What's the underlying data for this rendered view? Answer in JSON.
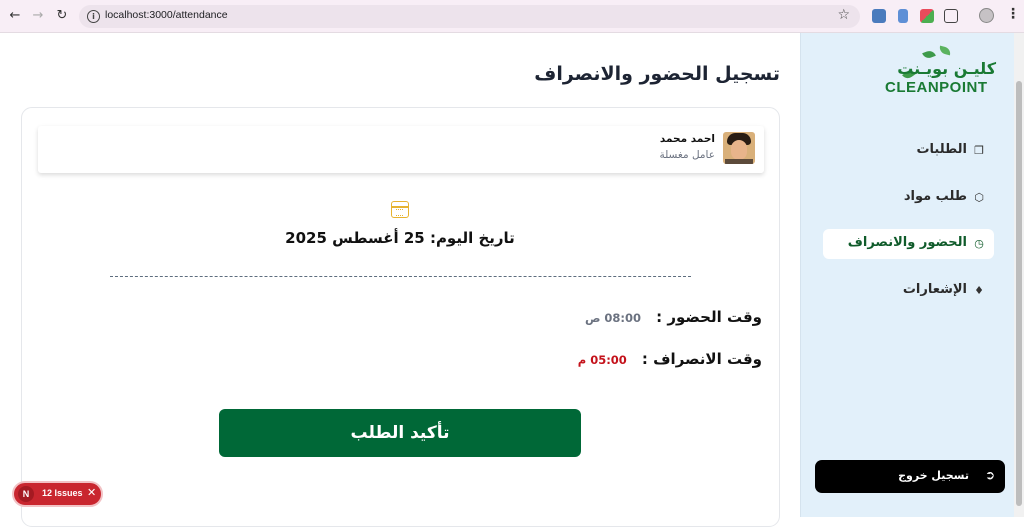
{
  "browser": {
    "url": "localhost:3000/attendance"
  },
  "sidebar": {
    "logo_ar": "كليـن بويـنت",
    "logo_en": "CLEANPOINT",
    "items": [
      {
        "label": "الطلبات",
        "icon": "orders-icon",
        "active": false
      },
      {
        "label": "طلب مواد",
        "icon": "box-icon",
        "active": false
      },
      {
        "label": "الحضور والانصراف",
        "icon": "clock-icon",
        "active": true
      },
      {
        "label": "الإشعارات",
        "icon": "bell-icon",
        "active": false
      }
    ],
    "logout_label": "تسجيل خروج"
  },
  "main": {
    "title": "تسجيل الحضور والانصراف",
    "employee": {
      "name": "احمد محمد",
      "role": "عامل مغسلة"
    },
    "date_label": "تاريخ اليوم: 25 أغسطس 2025",
    "check_in_label": "وقت الحضور :",
    "check_in_value": "08:00 ص",
    "check_out_label": "وقت الانصراف :",
    "check_out_value": "05:00 م",
    "confirm_label": "تأكيد الطلب"
  },
  "devtools": {
    "issues_label": "12 Issues",
    "badge": "N"
  },
  "colors": {
    "brand_green": "#006837",
    "sidebar_bg": "#e2f0fa",
    "checkout_red": "#c4121b",
    "calendar_yellow": "#e7b32f"
  }
}
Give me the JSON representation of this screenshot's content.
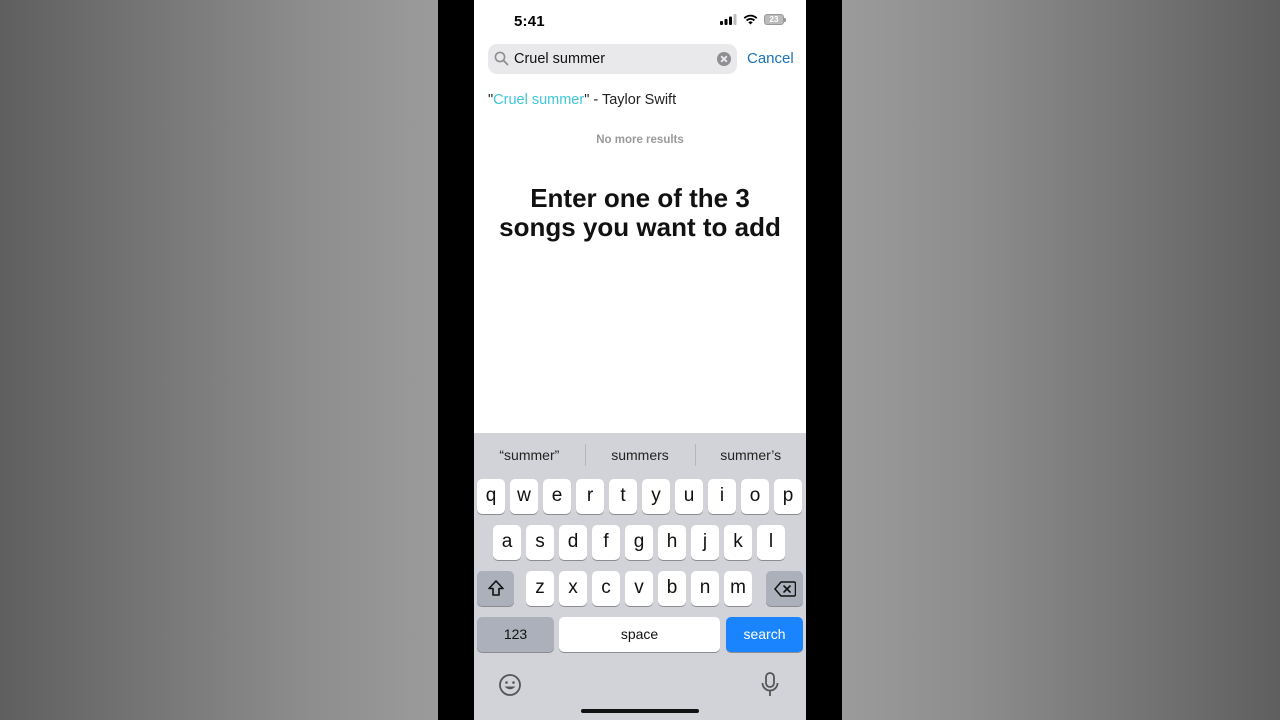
{
  "status": {
    "time": "5:41",
    "battery": "23"
  },
  "search": {
    "value": "Cruel summer",
    "cancel_label": "Cancel"
  },
  "result": {
    "quote_open": "\"",
    "highlight": "Cruel summer",
    "rest": "\" - Taylor Swift"
  },
  "no_more": "No more results",
  "caption": "Enter one of the 3 songs you want to add",
  "suggestions": [
    "“summer”",
    "summers",
    "summer’s"
  ],
  "keys": {
    "row1": [
      "q",
      "w",
      "e",
      "r",
      "t",
      "y",
      "u",
      "i",
      "o",
      "p"
    ],
    "row2": [
      "a",
      "s",
      "d",
      "f",
      "g",
      "h",
      "j",
      "k",
      "l"
    ],
    "row3": [
      "z",
      "x",
      "c",
      "v",
      "b",
      "n",
      "m"
    ],
    "numbers": "123",
    "space": "space",
    "search": "search"
  },
  "colors": {
    "highlight": "#3ec6d9",
    "cancel": "#1a73b8",
    "search_key": "#1a84ff"
  }
}
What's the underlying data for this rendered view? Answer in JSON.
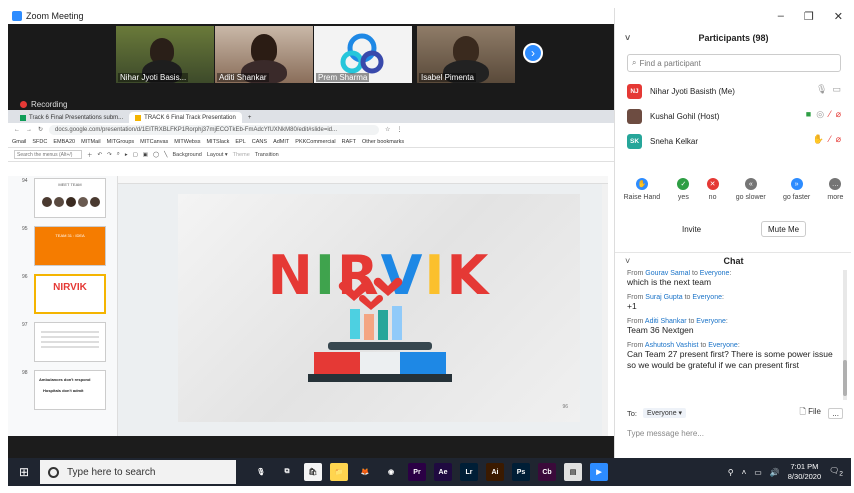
{
  "zoom": {
    "window_title": "Zoom Meeting",
    "recording_label": "Recording",
    "tiles": [
      {
        "name": "Nihar Jyoti Basis..."
      },
      {
        "name": "Aditi Shankar"
      },
      {
        "name": "Prem Sharma"
      },
      {
        "name": "Isabel Pimenta"
      }
    ],
    "next_icon": "chevron-right-icon"
  },
  "browser": {
    "tabs": [
      {
        "label": "Track 6 Final Presentations subm..."
      },
      {
        "label": "TRACK 6 Final Track Presentation"
      }
    ],
    "new_tab": "+",
    "url": "docs.google.com/presentation/d/1EITRXBLFKP1Rorphj37mjECOTkEb-FmAdcYfUXNkM80/edit#slide=id...",
    "bookmarks": [
      "Gmail",
      "SFDC",
      "EMBA20",
      "MITMail",
      "MITGroups",
      "MITCanvas",
      "MITWebss",
      "MITSlack",
      "EPL",
      "CANS",
      "AdMIT",
      "PKKCommercial",
      "RAFT",
      "Other bookmarks"
    ],
    "menu_search_placeholder": "Search the menus (Alt+/)",
    "toolbar": {
      "background": "Background",
      "layout": "Layout ▾",
      "theme": "Theme",
      "transition": "Transition"
    }
  },
  "slides": {
    "thumb_numbers": [
      "94",
      "95",
      "96",
      "97",
      "98"
    ],
    "thumb_texts": {
      "t94": "MEET TEAM",
      "t95": "TEAM 31 : IDEA",
      "t96": "NIRVIK",
      "t98a": "Ambulances don't respond",
      "t98b": "Hospitals don't admit"
    },
    "current_title": "NIRVIK",
    "page_number": "96",
    "title_colors": [
      "#e53935",
      "#3fa34d",
      "#e53935",
      "#1e88e5",
      "#fbc02d",
      "#e53935"
    ]
  },
  "taskbar": {
    "search_placeholder": "Type here to search",
    "apps": [
      {
        "label": "Pr",
        "color": "#2b0045"
      },
      {
        "label": "Ae",
        "color": "#1f0a40"
      },
      {
        "label": "Lr",
        "color": "#001e36"
      },
      {
        "label": "Ai",
        "color": "#3b1a00"
      },
      {
        "label": "Ps",
        "color": "#001e36"
      },
      {
        "label": "Cb",
        "color": "#3a0a3a"
      }
    ],
    "time": "7:01 PM",
    "date": "8/30/2020",
    "notification_count": "2"
  },
  "participants": {
    "header": "Participants (98)",
    "find_placeholder": "Find a participant",
    "list": [
      {
        "initials": "NJ",
        "name": "Nihar Jyoti Basisth (Me)",
        "color": "#e53935"
      },
      {
        "initials": "",
        "name": "Kushal Gohil (Host)",
        "color": "#6d4c41"
      },
      {
        "initials": "SK",
        "name": "Sneha Kelkar",
        "color": "#26a69a"
      }
    ],
    "reactions": [
      {
        "label": "Raise Hand",
        "color": "#2d8cff",
        "glyph": "✋"
      },
      {
        "label": "yes",
        "color": "#2e9e44",
        "glyph": "✓"
      },
      {
        "label": "no",
        "color": "#e53935",
        "glyph": "✕"
      },
      {
        "label": "go slower",
        "color": "#757575",
        "glyph": "«"
      },
      {
        "label": "go faster",
        "color": "#2d8cff",
        "glyph": "»"
      },
      {
        "label": "more",
        "color": "#757575",
        "glyph": "…"
      }
    ],
    "invite_label": "Invite",
    "mute_me_label": "Mute Me"
  },
  "chat": {
    "header": "Chat",
    "messages": [
      {
        "sender": "Gourav Samal",
        "to": "Everyone",
        "text": "which is the next team"
      },
      {
        "sender": "Suraj Gupta",
        "to": "Everyone",
        "text": "+1"
      },
      {
        "sender": "Aditi Shankar",
        "to": "Everyone",
        "text": "Team 36 Nextgen"
      },
      {
        "sender": "Ashutosh Vashist",
        "to": "Everyone",
        "text": "Can Team 27 present first? There is some power issue so we would be grateful if we can present first"
      }
    ],
    "from_word": "From",
    "to_word": "to",
    "to_label": "To:",
    "to_value": "Everyone ▾",
    "file_label": "File",
    "more_label": "...",
    "input_placeholder": "Type message here..."
  }
}
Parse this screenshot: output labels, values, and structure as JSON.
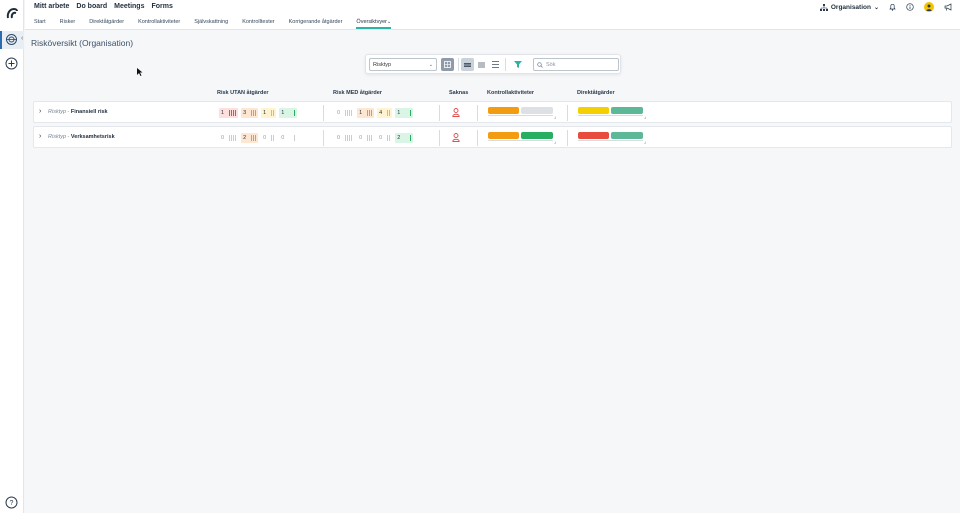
{
  "topnav": [
    "Mitt arbete",
    "Do board",
    "Meetings",
    "Forms"
  ],
  "topright": {
    "org_label": "Organisation"
  },
  "tabs": [
    "Start",
    "Risker",
    "Direktåtgärder",
    "Kontrollaktiviteter",
    "Självskattning",
    "Kontrolltester",
    "Korrigerande åtgärder",
    "Översiktvyer"
  ],
  "active_tab": "Översiktvyer",
  "page_title": "Risköversikt (Organisation)",
  "toolbar": {
    "select_value": "Risktyp",
    "search_placeholder": "Sök"
  },
  "columns": {
    "risk_utan": "Risk UTAN åtgärder",
    "risk_med": "Risk MED åtgärder",
    "saknas": "Saknas",
    "kontroll": "Kontrollaktiviteter",
    "direkt": "Direktåtgärder"
  },
  "colors": {
    "red_bg": "#fde0de",
    "orange_bg": "#fde6d2",
    "yellow_bg": "#fff4cf",
    "green_bg": "#daf5e6",
    "orange_bar": "#f39c12",
    "grey_bar": "#dde1e6",
    "green_bar": "#27ae60",
    "yellow_bar": "#f5d000",
    "teal_bar": "#5cb897",
    "red_bar": "#e74c3c"
  },
  "rows": [
    {
      "prefix": "Risktyp",
      "sep": " - ",
      "name": "Finansiell risk",
      "utan": [
        "1",
        "3",
        "1",
        "1"
      ],
      "med": [
        "0",
        "1",
        "4",
        "1"
      ],
      "saknas_icon": "person-icon"
    },
    {
      "prefix": "Risktyp",
      "sep": " - ",
      "name": "Verksamhetsrisk",
      "utan": [
        "0",
        "2",
        "0",
        "0"
      ],
      "med": [
        "0",
        "0",
        "0",
        "2"
      ],
      "saknas_icon": "person-icon"
    }
  ]
}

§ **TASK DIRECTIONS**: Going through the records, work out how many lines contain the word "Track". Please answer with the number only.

§ **PROBLEM SOLUTION**: 2